# What to work on
All lines of the data shown below should be output exactly as they stand.

# Task material
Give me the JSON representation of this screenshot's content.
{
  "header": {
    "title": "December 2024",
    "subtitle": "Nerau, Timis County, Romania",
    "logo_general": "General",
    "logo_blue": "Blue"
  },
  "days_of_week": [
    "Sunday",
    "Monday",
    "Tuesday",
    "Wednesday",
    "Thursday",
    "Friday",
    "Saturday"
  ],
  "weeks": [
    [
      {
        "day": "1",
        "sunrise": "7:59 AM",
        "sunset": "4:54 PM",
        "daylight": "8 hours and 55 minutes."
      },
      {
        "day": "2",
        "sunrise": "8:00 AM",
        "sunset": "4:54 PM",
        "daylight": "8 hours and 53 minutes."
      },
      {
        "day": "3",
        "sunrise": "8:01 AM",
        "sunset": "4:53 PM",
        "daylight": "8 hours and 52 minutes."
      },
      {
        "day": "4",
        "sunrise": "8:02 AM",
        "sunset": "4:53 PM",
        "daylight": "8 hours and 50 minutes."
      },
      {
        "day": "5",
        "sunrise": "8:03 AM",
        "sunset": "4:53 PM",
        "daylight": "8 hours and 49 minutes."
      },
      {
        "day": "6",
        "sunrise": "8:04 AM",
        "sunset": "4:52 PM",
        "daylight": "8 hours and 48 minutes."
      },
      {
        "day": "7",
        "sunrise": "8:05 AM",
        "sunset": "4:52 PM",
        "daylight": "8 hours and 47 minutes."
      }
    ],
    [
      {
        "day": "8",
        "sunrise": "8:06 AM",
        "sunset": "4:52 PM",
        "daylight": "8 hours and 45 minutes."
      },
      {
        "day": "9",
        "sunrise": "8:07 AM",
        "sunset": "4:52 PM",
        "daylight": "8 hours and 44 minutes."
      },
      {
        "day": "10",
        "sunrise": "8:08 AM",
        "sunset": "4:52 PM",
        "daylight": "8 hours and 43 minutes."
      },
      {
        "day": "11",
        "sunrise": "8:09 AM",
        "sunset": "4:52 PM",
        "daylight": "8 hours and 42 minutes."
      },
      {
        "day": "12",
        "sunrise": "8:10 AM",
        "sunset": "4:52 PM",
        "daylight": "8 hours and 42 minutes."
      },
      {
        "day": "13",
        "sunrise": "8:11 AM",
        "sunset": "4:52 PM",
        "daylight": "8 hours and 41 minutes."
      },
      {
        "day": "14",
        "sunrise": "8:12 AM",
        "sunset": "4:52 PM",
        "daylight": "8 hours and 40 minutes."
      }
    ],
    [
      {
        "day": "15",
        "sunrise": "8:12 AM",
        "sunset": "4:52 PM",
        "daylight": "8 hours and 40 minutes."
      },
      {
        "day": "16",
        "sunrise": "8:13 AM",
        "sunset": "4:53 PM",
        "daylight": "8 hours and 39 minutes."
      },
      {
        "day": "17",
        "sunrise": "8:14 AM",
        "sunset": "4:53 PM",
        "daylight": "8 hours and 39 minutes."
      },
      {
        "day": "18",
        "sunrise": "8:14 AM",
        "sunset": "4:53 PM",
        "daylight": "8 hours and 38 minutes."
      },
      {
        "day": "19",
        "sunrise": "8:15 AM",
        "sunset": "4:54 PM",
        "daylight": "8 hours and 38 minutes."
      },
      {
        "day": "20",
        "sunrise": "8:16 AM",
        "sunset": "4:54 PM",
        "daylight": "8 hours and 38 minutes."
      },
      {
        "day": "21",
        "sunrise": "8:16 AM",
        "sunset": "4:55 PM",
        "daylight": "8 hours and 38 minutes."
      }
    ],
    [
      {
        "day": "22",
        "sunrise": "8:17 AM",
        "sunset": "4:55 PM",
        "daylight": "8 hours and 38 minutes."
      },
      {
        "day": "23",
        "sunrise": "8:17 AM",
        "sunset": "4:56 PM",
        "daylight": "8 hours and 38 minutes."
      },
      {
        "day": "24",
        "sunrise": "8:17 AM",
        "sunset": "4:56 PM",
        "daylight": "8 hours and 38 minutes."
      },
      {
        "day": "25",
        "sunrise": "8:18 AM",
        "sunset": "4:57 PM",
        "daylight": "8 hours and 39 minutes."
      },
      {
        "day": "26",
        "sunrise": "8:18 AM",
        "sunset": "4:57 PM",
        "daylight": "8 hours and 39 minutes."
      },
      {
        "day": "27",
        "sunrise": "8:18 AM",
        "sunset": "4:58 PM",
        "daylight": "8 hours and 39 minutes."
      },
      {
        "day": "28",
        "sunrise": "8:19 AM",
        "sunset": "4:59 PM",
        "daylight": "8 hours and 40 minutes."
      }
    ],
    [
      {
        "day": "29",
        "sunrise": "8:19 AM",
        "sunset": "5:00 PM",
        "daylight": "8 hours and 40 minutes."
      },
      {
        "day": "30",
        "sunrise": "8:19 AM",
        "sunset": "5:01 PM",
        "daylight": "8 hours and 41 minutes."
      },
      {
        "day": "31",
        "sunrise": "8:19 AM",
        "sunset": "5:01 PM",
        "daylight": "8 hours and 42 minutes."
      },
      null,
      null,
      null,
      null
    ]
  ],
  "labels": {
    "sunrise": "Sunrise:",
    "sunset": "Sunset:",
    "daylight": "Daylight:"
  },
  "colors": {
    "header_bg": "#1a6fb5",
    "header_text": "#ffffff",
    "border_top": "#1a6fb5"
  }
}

# Reply
Give me the JSON representation of this screenshot's content.
{
  "header": {
    "title": "December 2024",
    "subtitle": "Nerau, Timis County, Romania",
    "logo_general": "General",
    "logo_blue": "Blue"
  },
  "days_of_week": [
    "Sunday",
    "Monday",
    "Tuesday",
    "Wednesday",
    "Thursday",
    "Friday",
    "Saturday"
  ],
  "weeks": [
    [
      {
        "day": "1",
        "sunrise": "7:59 AM",
        "sunset": "4:54 PM",
        "daylight": "8 hours and 55 minutes."
      },
      {
        "day": "2",
        "sunrise": "8:00 AM",
        "sunset": "4:54 PM",
        "daylight": "8 hours and 53 minutes."
      },
      {
        "day": "3",
        "sunrise": "8:01 AM",
        "sunset": "4:53 PM",
        "daylight": "8 hours and 52 minutes."
      },
      {
        "day": "4",
        "sunrise": "8:02 AM",
        "sunset": "4:53 PM",
        "daylight": "8 hours and 50 minutes."
      },
      {
        "day": "5",
        "sunrise": "8:03 AM",
        "sunset": "4:53 PM",
        "daylight": "8 hours and 49 minutes."
      },
      {
        "day": "6",
        "sunrise": "8:04 AM",
        "sunset": "4:52 PM",
        "daylight": "8 hours and 48 minutes."
      },
      {
        "day": "7",
        "sunrise": "8:05 AM",
        "sunset": "4:52 PM",
        "daylight": "8 hours and 47 minutes."
      }
    ],
    [
      {
        "day": "8",
        "sunrise": "8:06 AM",
        "sunset": "4:52 PM",
        "daylight": "8 hours and 45 minutes."
      },
      {
        "day": "9",
        "sunrise": "8:07 AM",
        "sunset": "4:52 PM",
        "daylight": "8 hours and 44 minutes."
      },
      {
        "day": "10",
        "sunrise": "8:08 AM",
        "sunset": "4:52 PM",
        "daylight": "8 hours and 43 minutes."
      },
      {
        "day": "11",
        "sunrise": "8:09 AM",
        "sunset": "4:52 PM",
        "daylight": "8 hours and 42 minutes."
      },
      {
        "day": "12",
        "sunrise": "8:10 AM",
        "sunset": "4:52 PM",
        "daylight": "8 hours and 42 minutes."
      },
      {
        "day": "13",
        "sunrise": "8:11 AM",
        "sunset": "4:52 PM",
        "daylight": "8 hours and 41 minutes."
      },
      {
        "day": "14",
        "sunrise": "8:12 AM",
        "sunset": "4:52 PM",
        "daylight": "8 hours and 40 minutes."
      }
    ],
    [
      {
        "day": "15",
        "sunrise": "8:12 AM",
        "sunset": "4:52 PM",
        "daylight": "8 hours and 40 minutes."
      },
      {
        "day": "16",
        "sunrise": "8:13 AM",
        "sunset": "4:53 PM",
        "daylight": "8 hours and 39 minutes."
      },
      {
        "day": "17",
        "sunrise": "8:14 AM",
        "sunset": "4:53 PM",
        "daylight": "8 hours and 39 minutes."
      },
      {
        "day": "18",
        "sunrise": "8:14 AM",
        "sunset": "4:53 PM",
        "daylight": "8 hours and 38 minutes."
      },
      {
        "day": "19",
        "sunrise": "8:15 AM",
        "sunset": "4:54 PM",
        "daylight": "8 hours and 38 minutes."
      },
      {
        "day": "20",
        "sunrise": "8:16 AM",
        "sunset": "4:54 PM",
        "daylight": "8 hours and 38 minutes."
      },
      {
        "day": "21",
        "sunrise": "8:16 AM",
        "sunset": "4:55 PM",
        "daylight": "8 hours and 38 minutes."
      }
    ],
    [
      {
        "day": "22",
        "sunrise": "8:17 AM",
        "sunset": "4:55 PM",
        "daylight": "8 hours and 38 minutes."
      },
      {
        "day": "23",
        "sunrise": "8:17 AM",
        "sunset": "4:56 PM",
        "daylight": "8 hours and 38 minutes."
      },
      {
        "day": "24",
        "sunrise": "8:17 AM",
        "sunset": "4:56 PM",
        "daylight": "8 hours and 38 minutes."
      },
      {
        "day": "25",
        "sunrise": "8:18 AM",
        "sunset": "4:57 PM",
        "daylight": "8 hours and 39 minutes."
      },
      {
        "day": "26",
        "sunrise": "8:18 AM",
        "sunset": "4:57 PM",
        "daylight": "8 hours and 39 minutes."
      },
      {
        "day": "27",
        "sunrise": "8:18 AM",
        "sunset": "4:58 PM",
        "daylight": "8 hours and 39 minutes."
      },
      {
        "day": "28",
        "sunrise": "8:19 AM",
        "sunset": "4:59 PM",
        "daylight": "8 hours and 40 minutes."
      }
    ],
    [
      {
        "day": "29",
        "sunrise": "8:19 AM",
        "sunset": "5:00 PM",
        "daylight": "8 hours and 40 minutes."
      },
      {
        "day": "30",
        "sunrise": "8:19 AM",
        "sunset": "5:01 PM",
        "daylight": "8 hours and 41 minutes."
      },
      {
        "day": "31",
        "sunrise": "8:19 AM",
        "sunset": "5:01 PM",
        "daylight": "8 hours and 42 minutes."
      },
      null,
      null,
      null,
      null
    ]
  ],
  "labels": {
    "sunrise": "Sunrise:",
    "sunset": "Sunset:",
    "daylight": "Daylight:"
  },
  "colors": {
    "header_bg": "#1a6fb5",
    "header_text": "#ffffff",
    "border_top": "#1a6fb5"
  }
}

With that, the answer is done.